This group's research addresses the critical need to investigate how teachers of color navigate the educational workforce. In the next decade, recent projections show a major shift in the student demographic population in which students of color will represent a majority of those served by the public educational system; the percentage of White students in public schools is projected to fall to 46% by 2024. Conversely, demographics within the educator workforce remain stagnant. In 2012, 82% of teachers and 80% of principals nationally identified as White (U.S. Department of Education, 2016). Historically and recently, the study of race in schools has focused on the relationships between students and teachers where the racial mismatch between students of color and White teachers is linked to achievement gaps and other educational outcome disparities (e.g., graduation rates). Teachers of color may enter the workforce intrinsically motivated to address these educational outcome disparities for students color only to encounter a school climate that is difficult to navigate, particularly the tense interpersonal relationships between peer teachers and administrators who are members of the majority, dominant race (Simon & Johnson, 2015; Gist, 2018).

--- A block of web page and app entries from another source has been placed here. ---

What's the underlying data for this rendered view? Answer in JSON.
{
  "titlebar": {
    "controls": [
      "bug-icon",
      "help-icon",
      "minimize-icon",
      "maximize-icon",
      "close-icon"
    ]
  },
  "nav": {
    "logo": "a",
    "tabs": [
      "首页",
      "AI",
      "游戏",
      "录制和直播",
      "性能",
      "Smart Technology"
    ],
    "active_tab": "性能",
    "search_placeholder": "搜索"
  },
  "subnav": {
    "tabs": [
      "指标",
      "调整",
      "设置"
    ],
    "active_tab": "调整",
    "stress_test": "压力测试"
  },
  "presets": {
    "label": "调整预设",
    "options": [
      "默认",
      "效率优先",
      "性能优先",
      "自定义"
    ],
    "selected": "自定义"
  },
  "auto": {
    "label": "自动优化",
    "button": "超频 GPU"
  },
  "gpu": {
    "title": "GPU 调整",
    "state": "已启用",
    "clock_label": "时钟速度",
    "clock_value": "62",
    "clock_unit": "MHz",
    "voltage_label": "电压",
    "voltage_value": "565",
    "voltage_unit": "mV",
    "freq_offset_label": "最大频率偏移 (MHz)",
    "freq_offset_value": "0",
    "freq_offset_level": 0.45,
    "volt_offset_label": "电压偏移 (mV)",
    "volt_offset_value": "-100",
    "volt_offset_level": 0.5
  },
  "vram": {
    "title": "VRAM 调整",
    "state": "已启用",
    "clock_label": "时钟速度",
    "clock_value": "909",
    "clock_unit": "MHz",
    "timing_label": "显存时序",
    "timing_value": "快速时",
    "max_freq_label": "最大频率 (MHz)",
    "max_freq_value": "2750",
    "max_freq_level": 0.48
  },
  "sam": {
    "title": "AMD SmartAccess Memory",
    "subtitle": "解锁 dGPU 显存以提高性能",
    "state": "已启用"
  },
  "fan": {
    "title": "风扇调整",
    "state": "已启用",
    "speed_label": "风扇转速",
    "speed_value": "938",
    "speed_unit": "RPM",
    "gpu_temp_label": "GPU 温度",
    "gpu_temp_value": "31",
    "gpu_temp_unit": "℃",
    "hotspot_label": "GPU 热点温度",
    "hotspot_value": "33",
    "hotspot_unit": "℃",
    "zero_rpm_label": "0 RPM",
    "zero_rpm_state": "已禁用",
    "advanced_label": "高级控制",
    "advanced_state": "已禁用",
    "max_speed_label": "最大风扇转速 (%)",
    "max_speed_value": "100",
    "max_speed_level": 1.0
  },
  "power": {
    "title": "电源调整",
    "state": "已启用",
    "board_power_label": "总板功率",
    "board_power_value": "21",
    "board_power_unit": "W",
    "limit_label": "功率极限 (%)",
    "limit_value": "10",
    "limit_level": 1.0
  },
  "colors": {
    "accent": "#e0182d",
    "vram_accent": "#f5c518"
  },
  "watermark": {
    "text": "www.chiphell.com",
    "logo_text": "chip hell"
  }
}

This group's research, instead, seeks to explore the racial mismatch between teachers of color in Iowa and members of the majority White educational workforce. Group members will investigate how teachers of color in Iowa navigate a workforce within which they are vastly outnumbered, with particular attention to how these complex interpersonal working relationships may lead to race-related stress for them.